That afternoon I decided I could only be responsible for my own behaviour not Kent’s and I resolved to make the trip as pleasant for everyone as I could. I would try to bring the group together and encourage the building of friendships and be supportive of everyone in the group. I had to keep the bigger picture in mind that this amazing bear experience would hold lifelong memories for all of us. We would all cross paths again somewhere down the road and I wanted to build those bridges.
We went out at low evening tide and a few breaks in the clouds provided some small opportunities. Finally we saw Melissa. Sadly she only has one cub. ‘Hope’ the little female had not been seen this year. She may have been killed by a boar last fall or simply succumbed to the elements. No one knows. Scrappy, however, had grown tremendously and was in fine form! The event that transpired next brought home to me how fragile his place is and how tenuous is the freedom we have with the bears. A family of three from France had flown in to Hallo Bay and camped illegally in the middle of the bears’ meadow and grazing area. They had no guide and clearly were not aware of the ‘rules’.
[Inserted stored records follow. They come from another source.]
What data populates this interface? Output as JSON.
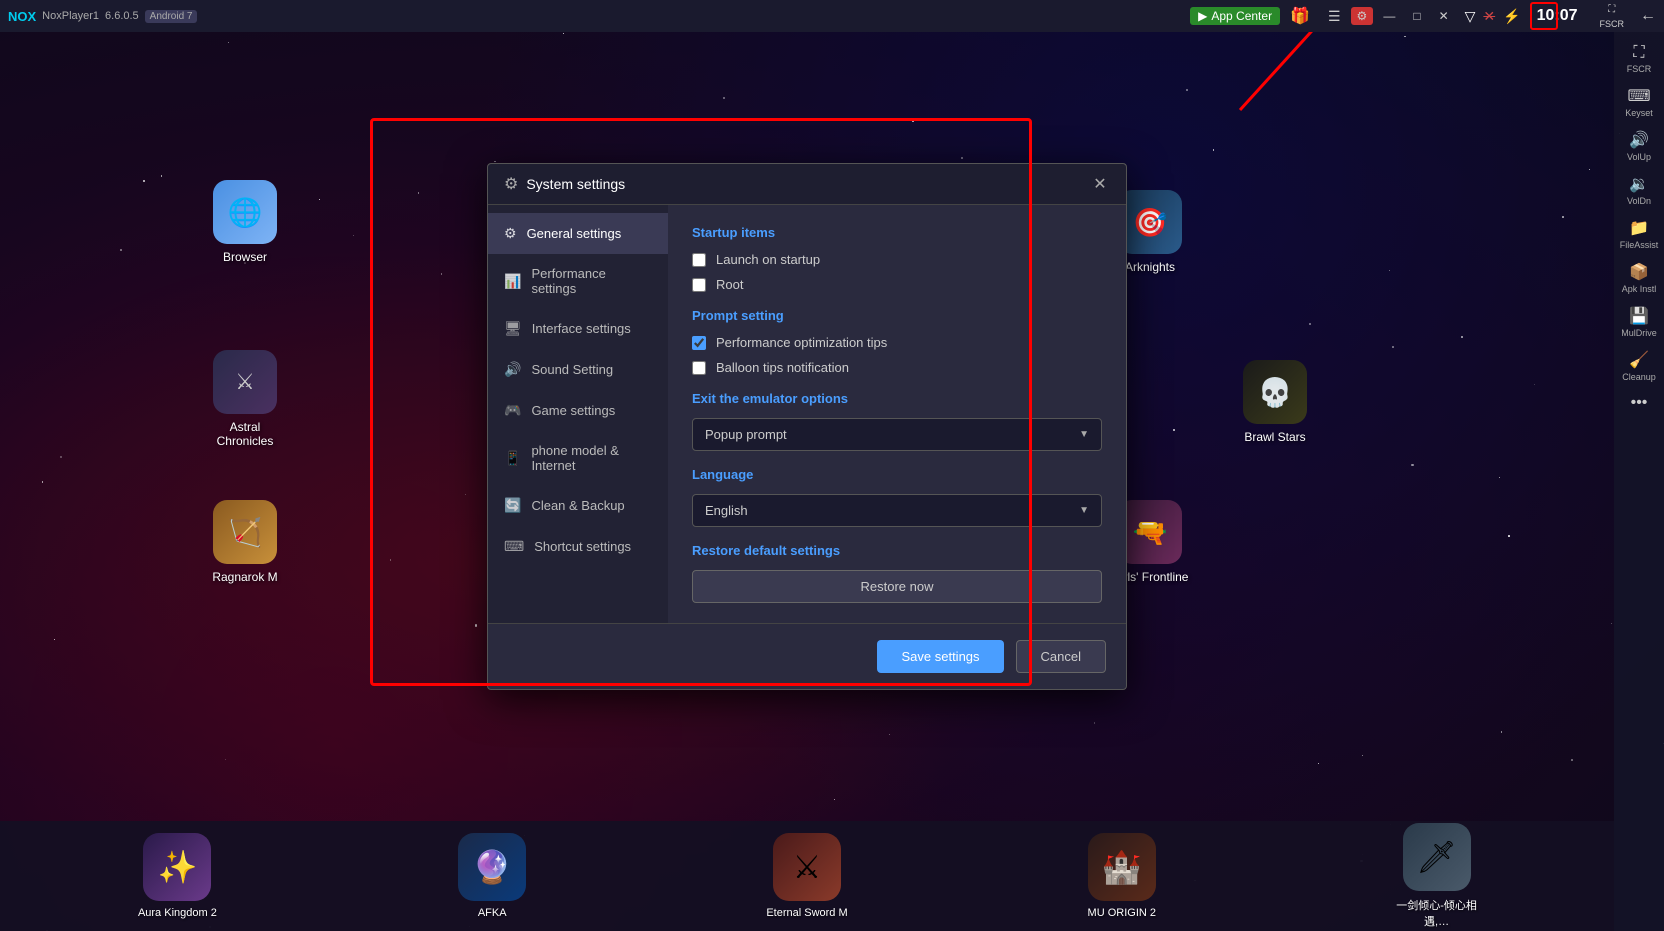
{
  "topbar": {
    "app_name": "NoxPlayer1",
    "version": "6.6.0.5",
    "android": "Android 7",
    "app_center_label": "App Center",
    "time": "10:07",
    "window_controls": [
      "minimize",
      "maximize",
      "close"
    ],
    "fscr_label": "FSCR",
    "keyset_label": "Keyset",
    "vol_up_label": "VolUp",
    "vol_dn_label": "VolDn",
    "file_assist_label": "FileAssist",
    "apk_inst_label": "Apk Instl",
    "mul_drive_label": "MulDrive",
    "cleanup_label": "Cleanup"
  },
  "dialog": {
    "title": "System settings",
    "nav_items": [
      {
        "label": "General settings",
        "icon": "⚙",
        "active": true
      },
      {
        "label": "Performance settings",
        "icon": "📊",
        "active": false
      },
      {
        "label": "Interface settings",
        "icon": "🖥",
        "active": false
      },
      {
        "label": "Sound Setting",
        "icon": "🔊",
        "active": false
      },
      {
        "label": "Game settings",
        "icon": "🎮",
        "active": false
      },
      {
        "label": "phone model & Internet",
        "icon": "📱",
        "active": false
      },
      {
        "label": "Clean & Backup",
        "icon": "🔄",
        "active": false
      },
      {
        "label": "Shortcut settings",
        "icon": "⌨",
        "active": false
      }
    ],
    "content": {
      "startup_section": "Startup items",
      "launch_on_startup_label": "Launch on startup",
      "launch_on_startup_checked": false,
      "root_label": "Root",
      "root_checked": false,
      "prompt_section": "Prompt setting",
      "perf_tips_label": "Performance optimization tips",
      "perf_tips_checked": true,
      "balloon_tips_label": "Balloon tips notification",
      "balloon_tips_checked": false,
      "exit_section": "Exit the emulator options",
      "exit_dropdown_value": "Popup prompt",
      "language_section": "Language",
      "language_dropdown_value": "English",
      "restore_section": "Restore default settings",
      "restore_btn_label": "Restore now"
    },
    "footer": {
      "save_label": "Save settings",
      "cancel_label": "Cancel"
    }
  },
  "desktop_icons": [
    {
      "label": "Browser",
      "color": "browser-icon",
      "emoji": "🌐"
    },
    {
      "label": "Astral Chronicles",
      "color": "astral-icon",
      "emoji": "⚔"
    },
    {
      "label": "Ragnarok M",
      "color": "ragnarok-icon",
      "emoji": "🏹"
    },
    {
      "label": "Arknights",
      "color": "arknights-icon",
      "emoji": "🎯"
    },
    {
      "label": "Brawl Stars",
      "color": "brawl-icon",
      "emoji": "💀"
    },
    {
      "label": "Girls' Frontline",
      "color": "frontline-icon",
      "emoji": "🔫"
    }
  ],
  "bottom_apps": [
    {
      "label": "Aura Kingdom 2",
      "color": "aura-icon",
      "emoji": "✨"
    },
    {
      "label": "AFKA",
      "color": "afka-icon",
      "emoji": "🔮"
    },
    {
      "label": "Eternal Sword M",
      "color": "eternal-icon",
      "emoji": "⚔"
    },
    {
      "label": "MU ORIGIN 2",
      "color": "mu-icon",
      "emoji": "🏰"
    },
    {
      "label": "一剑倾心-倾心相遇,…",
      "color": "sword-icon",
      "emoji": "🗡"
    }
  ],
  "right_sidebar": [
    {
      "label": "FSCR",
      "icon": "⛶"
    },
    {
      "label": "Keyset",
      "icon": "⌨"
    },
    {
      "label": "VolUp",
      "icon": "🔊"
    },
    {
      "label": "VolDn",
      "icon": "🔉"
    },
    {
      "label": "FileAssist",
      "icon": "📁"
    },
    {
      "label": "Apk Instl",
      "icon": "📦"
    },
    {
      "label": "MulDrive",
      "icon": "💾"
    },
    {
      "label": "Cleanup",
      "icon": "🧹"
    },
    {
      "label": "...",
      "icon": "…"
    }
  ]
}
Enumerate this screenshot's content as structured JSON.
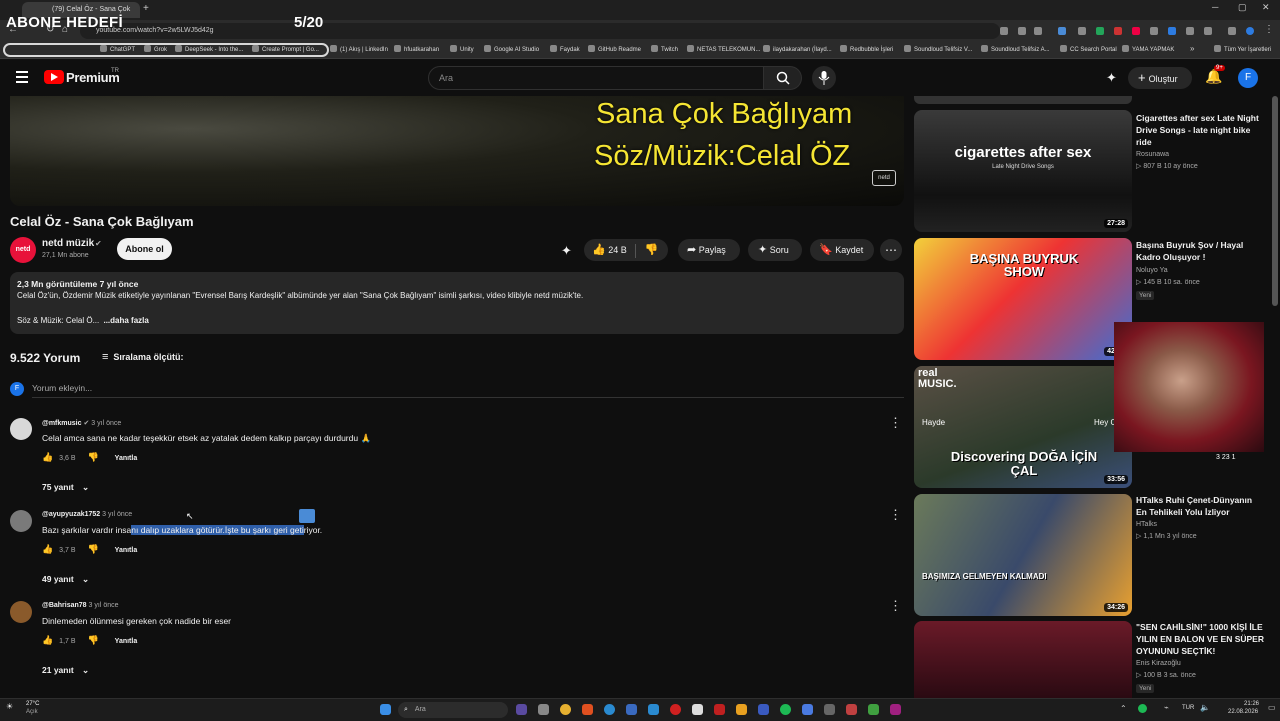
{
  "overlay": {
    "title": "ABONE HEDEFİ",
    "counter": "5/20"
  },
  "browser": {
    "active_tab": "(79) Celal Öz - Sana Çok Bağlıy...",
    "url": "youtube.com/watch?v=2w5LWJ5d42g",
    "bookmarks": [
      "ChatGPT",
      "Grok",
      "DeepSeek - Into the...",
      "Create Prompt | Go...",
      "(1) Akış | LinkedIn",
      "hfuatkarahan",
      "Unity",
      "Google AI Studio",
      "Faydak",
      "GitHub Readme",
      "Twitch",
      "NETAS TELEKOMUN...",
      "ilaydakarahan (İlayd...",
      "Redbubble İşleri",
      "Soundloud Telifsiz V...",
      "Soundloud Telifsiz A...",
      "CC Search Portal",
      "YAMA YAPMAK"
    ],
    "all_bookmarks": "Tüm Yer İşaretleri"
  },
  "header": {
    "logo": "Premium",
    "region": "TR",
    "search_placeholder": "Ara",
    "create_label": "Oluştur",
    "notif_count": "9+",
    "avatar_letter": "F"
  },
  "video": {
    "overlay_line1": "Sana Çok Bağlıyam",
    "overlay_line2": "Söz/Müzik:Celal ÖZ",
    "watermark": "netd",
    "title": "Celal Öz - Sana Çok Bağlıyam"
  },
  "channel": {
    "name": "netd müzik",
    "subs": "27,1 Mn abone",
    "subscribe": "Abone ol",
    "avatar_text": "netd"
  },
  "actions": {
    "likes": "24 B",
    "share": "Paylaş",
    "ask": "Soru",
    "save": "Kaydet"
  },
  "description": {
    "stats": "2,3 Mn görüntüleme  7 yıl önce",
    "line1": "Celal Öz'ün, Özdemir Müzik etiketiyle yayınlanan \"Evrensel Barış Kardeşlik\" albümünde yer alan \"Sana Çok Bağlıyam\" isimli şarkısı, video klibiyle netd müzik'te.",
    "line2": "Söz & Müzik: Celal Ö...",
    "more": "...daha fazla"
  },
  "comments": {
    "count": "9.522 Yorum",
    "sort_label": "Sıralama ölçütü:",
    "add_placeholder": "Yorum ekleyin...",
    "my_avatar": "F",
    "items": [
      {
        "user": "@mfkmusic",
        "time": "3 yıl önce",
        "text": "Celal amca sana ne kadar teşekkür etsek az yatalak dedem kalkıp parçayı durdurdu 🙏",
        "likes": "3,6 B",
        "reply": "Yanıtla",
        "replies": "75 yanıt"
      },
      {
        "user": "@ayupyuzak1752",
        "time": "3 yıl önce",
        "text_pre": "Bazı şarkılar vardır insa",
        "text_sel": "nı dalıp uzaklara götürür.İşte bu şarkı geri geti",
        "text_post": "riyor.",
        "likes": "3,7 B",
        "reply": "Yanıtla",
        "replies": "49 yanıt"
      },
      {
        "user": "@Bahrisan78",
        "time": "3 yıl önce",
        "text": "Dinlemeden ölünmesi gereken çok nadide bir eser",
        "likes": "1,7 B",
        "reply": "Yanıtla",
        "replies": "21 yanıt"
      }
    ]
  },
  "sidebar": [
    {
      "title": "Cigarettes after sex Late Night Drive Songs - late night bike ride",
      "channel": "Rosunawa",
      "meta": "▷ 807 B  10 ay önce",
      "duration": "27:28",
      "thumb_text": "cigarettes after sex",
      "thumb_sub": "Late Night Drive Songs"
    },
    {
      "title": "Başına Buyruk Şov / Hayal Kadro Oluşuyor !",
      "channel": "Noluyo Ya",
      "meta": "▷ 145 B  10 sa. önce",
      "badge": "Yeni",
      "duration": "42:20",
      "thumb_text": "BAŞINA BUYRUK SHOW"
    },
    {
      "title": "",
      "channel": "",
      "meta": "",
      "duration": "33:56",
      "thumb_text": "Discovering DOĞA İÇİN ÇAL",
      "thumb_sub": "real MUSIC.",
      "extra1": "Hayde",
      "extra2": "Hey Onb"
    },
    {
      "title": "HTalks Ruhi Çenet-Dünyanın En Tehlikeli Yolu İzliyor",
      "channel": "HTalks",
      "meta": "▷ 1,1 Mn  3 yıl önce",
      "duration": "34:26",
      "thumb_text": "BAŞIMIZA GELMEYEN KALMADI"
    },
    {
      "title": "\"SEN CAHİLSİN!\" 1000 KİŞİ İLE YILIN EN BALON VE EN SÜPER OYUNUNU SEÇTİK!",
      "channel": "Enis Kirazoğlu",
      "meta": "▷ 100 B  3 sa. önce",
      "badge": "Yeni",
      "duration": ""
    }
  ],
  "stream": {
    "stats": "3  23  1"
  },
  "taskbar": {
    "weather": "27°C",
    "weather_sub": "Açık",
    "search": "Ara",
    "lang": "TUR",
    "time": "21:26",
    "date": "22.08.2026"
  }
}
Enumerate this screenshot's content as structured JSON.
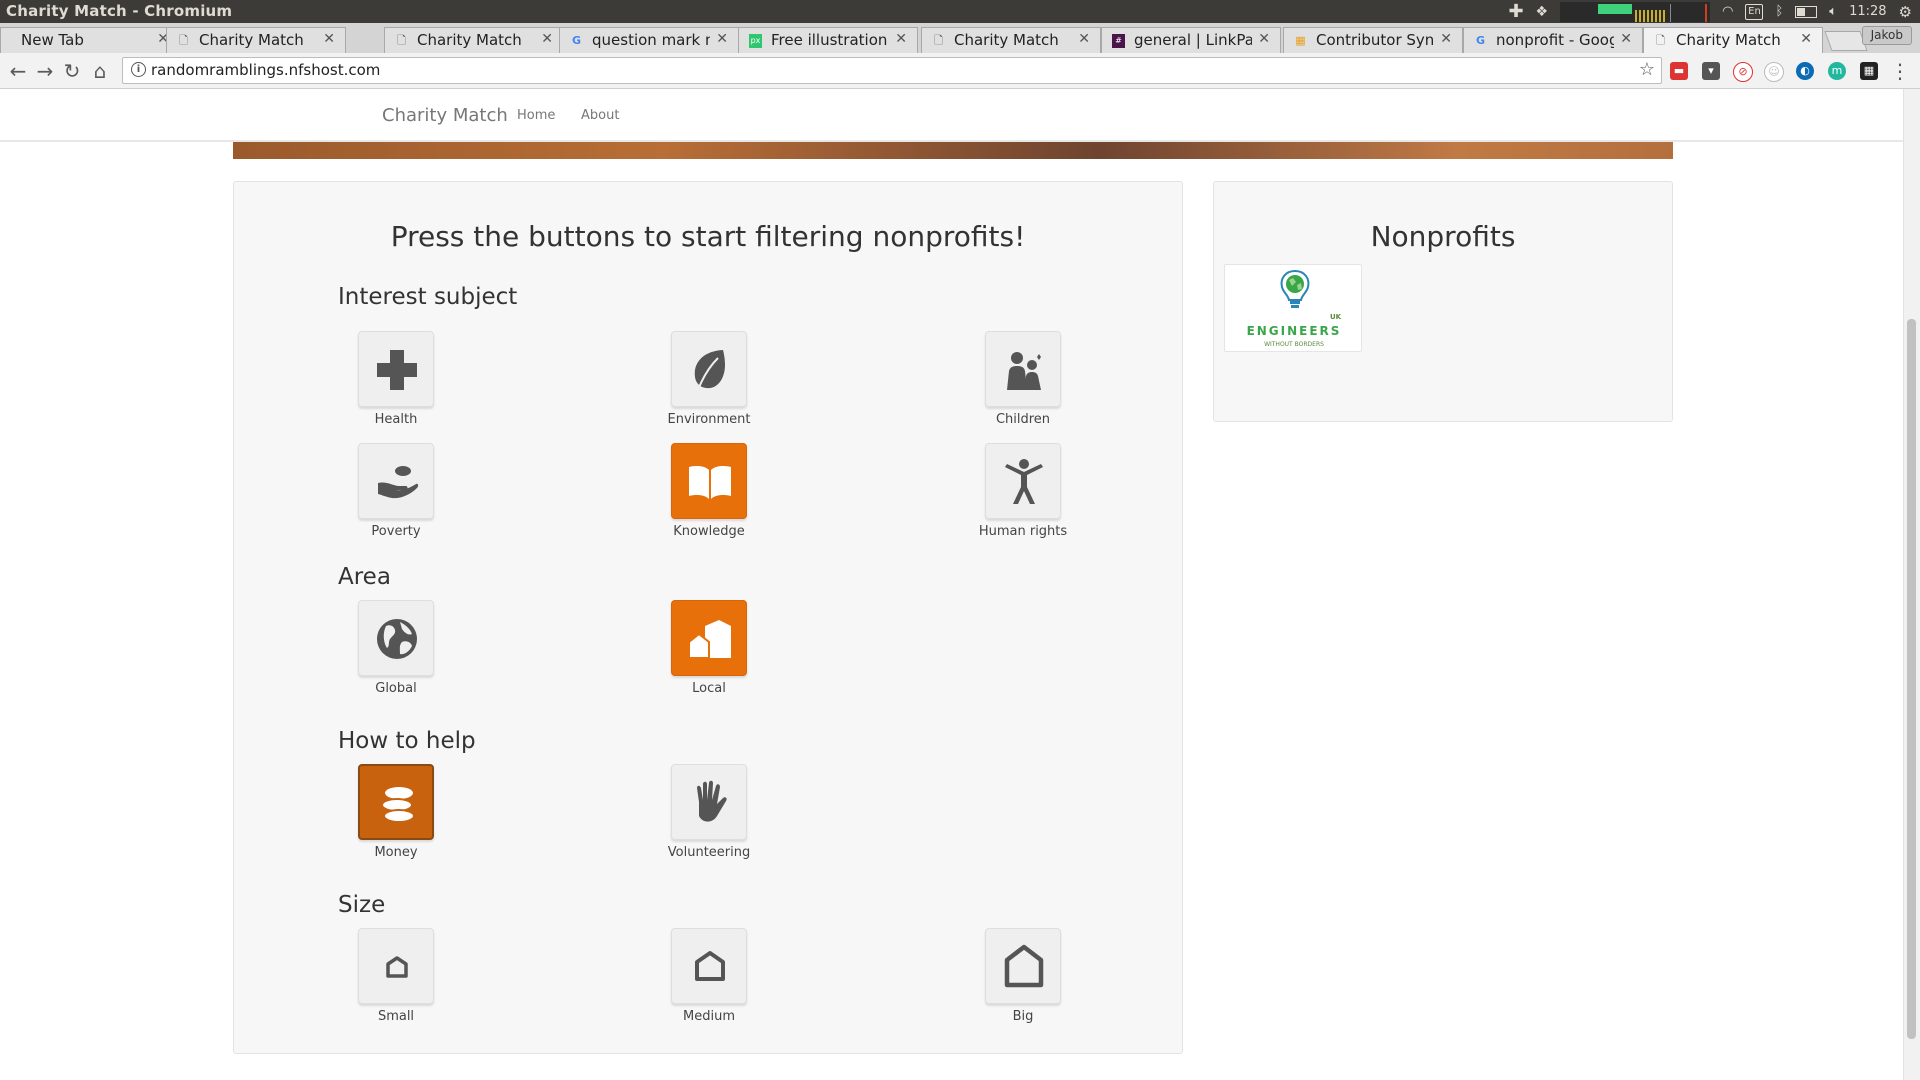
{
  "os": {
    "window_title": "Charity Match - Chromium",
    "clock": "11:28",
    "lang": "En"
  },
  "browser": {
    "tabs": [
      {
        "label": "New Tab",
        "favicon": "blank-icon",
        "active": false
      },
      {
        "label": "Charity Match",
        "favicon": "page-icon",
        "active": false
      },
      {
        "label": "Charity Match",
        "favicon": "page-icon",
        "active": false
      },
      {
        "label": "question mark m…",
        "favicon": "google-icon",
        "active": false
      },
      {
        "label": "Free illustration:",
        "favicon": "pixabay-icon",
        "active": false
      },
      {
        "label": "Charity Match",
        "favicon": "page-icon",
        "active": false
      },
      {
        "label": "general | LinkPac",
        "favicon": "slack-icon",
        "active": false
      },
      {
        "label": "Contributor Sync",
        "favicon": "grid-icon",
        "active": false
      },
      {
        "label": "nonprofit - Googl",
        "favicon": "google-icon",
        "active": false
      },
      {
        "label": "Charity Match",
        "favicon": "page-icon",
        "active": true
      }
    ],
    "profile_name": "Jakob",
    "url": "randomramblings.nfshost.com"
  },
  "site": {
    "brand": "Charity Match",
    "nav": [
      "Home",
      "About"
    ]
  },
  "filters": {
    "heading": "Press the buttons to start filtering nonprofits!",
    "sections": [
      {
        "title": "Interest subject",
        "buttons": [
          {
            "label": "Health",
            "icon": "cross-icon",
            "state": "off"
          },
          {
            "label": "Environment",
            "icon": "leaf-icon",
            "state": "off"
          },
          {
            "label": "Children",
            "icon": "children-icon",
            "state": "off"
          },
          {
            "label": "Poverty",
            "icon": "hand-coin-icon",
            "state": "off"
          },
          {
            "label": "Knowledge",
            "icon": "book-icon",
            "state": "on"
          },
          {
            "label": "Human rights",
            "icon": "person-icon",
            "state": "off"
          }
        ]
      },
      {
        "title": "Area",
        "buttons": [
          {
            "label": "Global",
            "icon": "globe-icon",
            "state": "off"
          },
          {
            "label": "Local",
            "icon": "houses-icon",
            "state": "on"
          }
        ]
      },
      {
        "title": "How to help",
        "buttons": [
          {
            "label": "Money",
            "icon": "coins-icon",
            "state": "pressed"
          },
          {
            "label": "Volunteering",
            "icon": "hand-icon",
            "state": "off"
          }
        ]
      },
      {
        "title": "Size",
        "buttons": [
          {
            "label": "Small",
            "icon": "house-small-icon",
            "state": "off"
          },
          {
            "label": "Medium",
            "icon": "house-medium-icon",
            "state": "off"
          },
          {
            "label": "Big",
            "icon": "house-big-icon",
            "state": "off"
          }
        ]
      }
    ]
  },
  "results": {
    "heading": "Nonprofits",
    "items": [
      {
        "name": "ENGINEERS",
        "tagline": "WITHOUT BORDERS",
        "region": "UK"
      }
    ]
  },
  "colors": {
    "accent": "#e8700a",
    "icon_gray": "#555555"
  }
}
Two bear viewing guides had tried to speak with them about where they were camped but they refused to move. They were frequently wandering around alone, rather than staying together. The mother managed to get herself between Melissa and her cub Scrappy. Luckily this happened with Melissa and not a less tolerant bear. We were too far away to help and I am not sure what we could have done. This family were determined to do things their own way. Melissa watched out of one eye while grazing, as Scrappy proceeded to stalk the woman. She made the mistake of backing away nervously which served to entice the cub even more. He moved to within a few feet of her and she took off her jacket and started flicking it at him. He was very amused and not at all afraid. We were terrified as we watched knowing full well that if he attacked her the wardens would be forced to come in and shoot him. The wonderful Melissa allowed her cub this folly but finally ‘huffed’ and called him back to her before real trouble ensued. We were so relieved.
Back at camp sleep is a long time coming…We still have no fence, and thoughts of nearby bears concerns us all. The crash of the waves at high tide is near and a strong wind buffeted the tents. Semi-dry, and bear flare next to my alarm, I retired for the night.